by Elizabeth Brunner
Launching a new business is very much like raising my twins. It’s really scary, I never felt fully prepared for it and I have no idea what I’m doing most of the time. But it’s also exciting, exhilarating, and it has expanded my heart and my world.
Much like parenting, there are no instructions. No matter how many books, podcasts, and TED Talks you listen to, nothing really prepares you for the actual journey of being an entrepreneur. It’s a 24/7 commitment that demands your attention in almost every possible way. You’re up at all hours trying to nurture and grow your “baby,” you’re constantly thinking about it, wondering if you’re doing all the right things, and it requires a lot of planning ahead. You have to find people who will also love your baby and help you raise it. Convince them to join you on your journey, that it’s worth their time and effort. The list goes on and on.

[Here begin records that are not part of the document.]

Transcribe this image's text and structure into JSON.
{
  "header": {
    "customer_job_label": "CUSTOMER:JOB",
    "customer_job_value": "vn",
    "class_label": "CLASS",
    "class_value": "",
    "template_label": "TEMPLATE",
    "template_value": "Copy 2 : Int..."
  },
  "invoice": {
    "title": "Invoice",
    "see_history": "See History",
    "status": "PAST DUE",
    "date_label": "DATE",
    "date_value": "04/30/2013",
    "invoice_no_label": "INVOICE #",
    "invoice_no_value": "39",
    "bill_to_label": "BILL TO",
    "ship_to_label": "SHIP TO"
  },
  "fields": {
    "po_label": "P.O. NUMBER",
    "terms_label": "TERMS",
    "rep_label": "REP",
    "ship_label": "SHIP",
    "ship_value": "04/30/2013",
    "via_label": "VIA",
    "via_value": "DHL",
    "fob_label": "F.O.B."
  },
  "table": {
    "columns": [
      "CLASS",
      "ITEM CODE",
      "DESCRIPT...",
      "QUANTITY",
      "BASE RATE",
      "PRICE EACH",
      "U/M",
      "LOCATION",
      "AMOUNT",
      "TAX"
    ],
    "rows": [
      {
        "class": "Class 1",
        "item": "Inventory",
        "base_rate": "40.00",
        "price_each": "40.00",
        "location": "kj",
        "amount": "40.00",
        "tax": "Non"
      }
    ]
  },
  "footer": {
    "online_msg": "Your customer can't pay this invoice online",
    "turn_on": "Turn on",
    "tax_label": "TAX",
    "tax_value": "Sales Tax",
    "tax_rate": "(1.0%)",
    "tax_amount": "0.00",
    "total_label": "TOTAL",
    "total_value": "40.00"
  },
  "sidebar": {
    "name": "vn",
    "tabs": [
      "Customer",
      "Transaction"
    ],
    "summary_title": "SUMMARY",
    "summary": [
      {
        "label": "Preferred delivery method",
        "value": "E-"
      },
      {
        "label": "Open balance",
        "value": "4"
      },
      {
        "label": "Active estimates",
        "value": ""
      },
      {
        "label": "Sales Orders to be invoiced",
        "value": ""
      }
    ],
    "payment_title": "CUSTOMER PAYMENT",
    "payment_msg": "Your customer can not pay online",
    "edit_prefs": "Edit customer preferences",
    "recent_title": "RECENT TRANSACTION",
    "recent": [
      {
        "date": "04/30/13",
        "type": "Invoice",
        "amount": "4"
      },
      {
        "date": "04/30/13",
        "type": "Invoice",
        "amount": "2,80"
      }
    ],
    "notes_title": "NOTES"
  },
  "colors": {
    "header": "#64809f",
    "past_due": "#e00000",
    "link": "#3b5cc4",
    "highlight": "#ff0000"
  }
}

Reflecting on the first anniversary of my business launch, I can’t help but marvel at the unexpected path of getting here. I really resisted starting another business because it wasn’t part of my “plan.” I had already closed down my first fashion line, Piece x Piece, and was planning on taking some time to focus on parenting my young boy/girl twins.
But much like my first business, where I created new designs out of recycled fabrics, I had no plan or intention of starting a business but I felt moved and compelled to solve a problem.
After watching my twins dress themselves, I could clearly see that self-expression and individuality is essential to their happiness. They dressed themselves beyond their gender and that was natural for them. They blended their clothing together, mixing and matching from each other’s closets, and the opportunity to do so made them truly joyful. Every time they dressed themselves, they found a sense of their own unique identity. This required me to let go of any assumptions of how they “should” dress and unlearn some things that no longer held my beliefs. My calling began to become louder and louder especially as the events of 2020 began to unfold.
How was I going to soften the sharp edges so that I could keep the innocent hearts of my twins tethered even when I myself felt so untethered? The fragility of humanity was palpable in many ways and I felt it deeply. As uncertain and lost as those times felt, it was also a time of clarity, when my vision of the brand was coming into focus. Creating this business became the antidote to the calamities of the outside world. I was completely entranced and felt an internal guidance that kept telling me to just keep going. It was like I had a key to a special doorway and on the other side was what felt like freedom from what is to what could be.
I also started to realize that this wasn’t a solo endeavor. My twins were literally the DNA of the brand; my co-founders and the spark that ignited the idea for StereoType.
Integrating them into the business little by little feels natural and easy, like it was truly meant to be. As they grow and understand the outside world, I want us all to be on this journey of learning, growing and stretching together. They also teach and inspire me, so it’s a win win. I want them to see that I don’t have it all figured out, that it’s okay to learn as you go. I try to tell my twins as often as I can that I’m learning and growing just like they are, and sometimes it’s not easy and can take us places we didn’t expect but we understand more about ourselves when faced with challenges.
As I began to put the pieces of my vision together and thought about the launch date, I knew it had to be 11/11/20. There was absolutely no other date that would do. I know many associate 11:11 as a magic number, a sign to make a wish, receive a message, or trust in the Universe. But the reason I choose 11/11 is because my twins were born on January 1, and if you multiply that by 2 you get 11/11. So much magic that I couldn’t let the date pass by without StereoType being officially born into existence and introduced to the world.
My collection is not so much about dressing gender-free but more about embracing the masculine and the feminine. I want people to see that as equal in value. No diminishing. No categories. No labels. Just playful, imaginative kids clothing that ignites the freedom of self-expression, inspires, and delights. One year in and I can honestly tell you that I’m challenged every single day as a parent, and as an entrepreneur. I’m learning to show up and lead in many different ways that aren’t always comfortable or easy. It’s truly a ride like no other, and like parenting I’m in it for the long haul. I know there will be ups and downs and beautiful swells of chaos mixed with the quietness of the smallest of details. I’m here for all of it.
Thank you for joining me on this journey and believing in the message and mission of StereoType. I’m just getting started and I’m so excited to share my journey with you.
Elizabeth Brunner is the Founder and CEO of StereoType, a gender-free kids' fashion brand that challenges the norms and stereotypes of traditional clothing.